As Will, Hugh Grant plays the bumbling English gent like it’s second nature. For the most part his comic timing is flawless and Curtis’s script throws up some great lines; Will, having been forced to impersonate a journalist at a movie press junket, asking a young Mischa Barton if Leonardo DiCaprio is her “favorite Italian director” makes me laugh every time. Meanwhile, Julia Roberts (an actress for whom I am not a fan) does well in making a relatable human character out of a 2 dimensional movie star that, at times, you want to hate and can’t help but like. The chemistry between the two stars is clear to see; theirs is a love story that you cannot help but be swept up in.
Notting Hill has a fantastic supporting cast, all of who hold their own admirably. However, it is Rhys Ifans as Will’s flat mate Spike who steals the show; he gets all the best lines and his delivery is always perfect.

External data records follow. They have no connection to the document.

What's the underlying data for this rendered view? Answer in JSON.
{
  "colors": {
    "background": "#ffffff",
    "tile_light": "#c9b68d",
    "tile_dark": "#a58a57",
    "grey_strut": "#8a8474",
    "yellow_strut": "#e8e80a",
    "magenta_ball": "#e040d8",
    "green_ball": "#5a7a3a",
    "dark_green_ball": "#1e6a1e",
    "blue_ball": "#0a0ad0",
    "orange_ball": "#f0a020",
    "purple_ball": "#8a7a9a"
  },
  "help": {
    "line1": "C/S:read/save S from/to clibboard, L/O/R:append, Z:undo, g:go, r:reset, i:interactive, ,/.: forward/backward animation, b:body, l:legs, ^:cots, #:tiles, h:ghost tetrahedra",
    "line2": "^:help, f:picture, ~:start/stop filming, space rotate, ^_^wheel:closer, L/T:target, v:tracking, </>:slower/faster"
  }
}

Of course, some aspects of Moore’s film fall too close to cheesy; the soundtrack, for example, makes you sigh whenever it kicks in (particularly that god awful Ronan Keating song). Worse than that is the presentation of London, which is just annoyingly fanciful.
Nonetheless, Notting Hill remains a superior Rom-Com; in fact I would go as far as to say it is favourite. It’s rare that I am able to watch a film with Hugh Grant in without crying and while I cry during Notting Hill, that’s with laughter not with disappointment.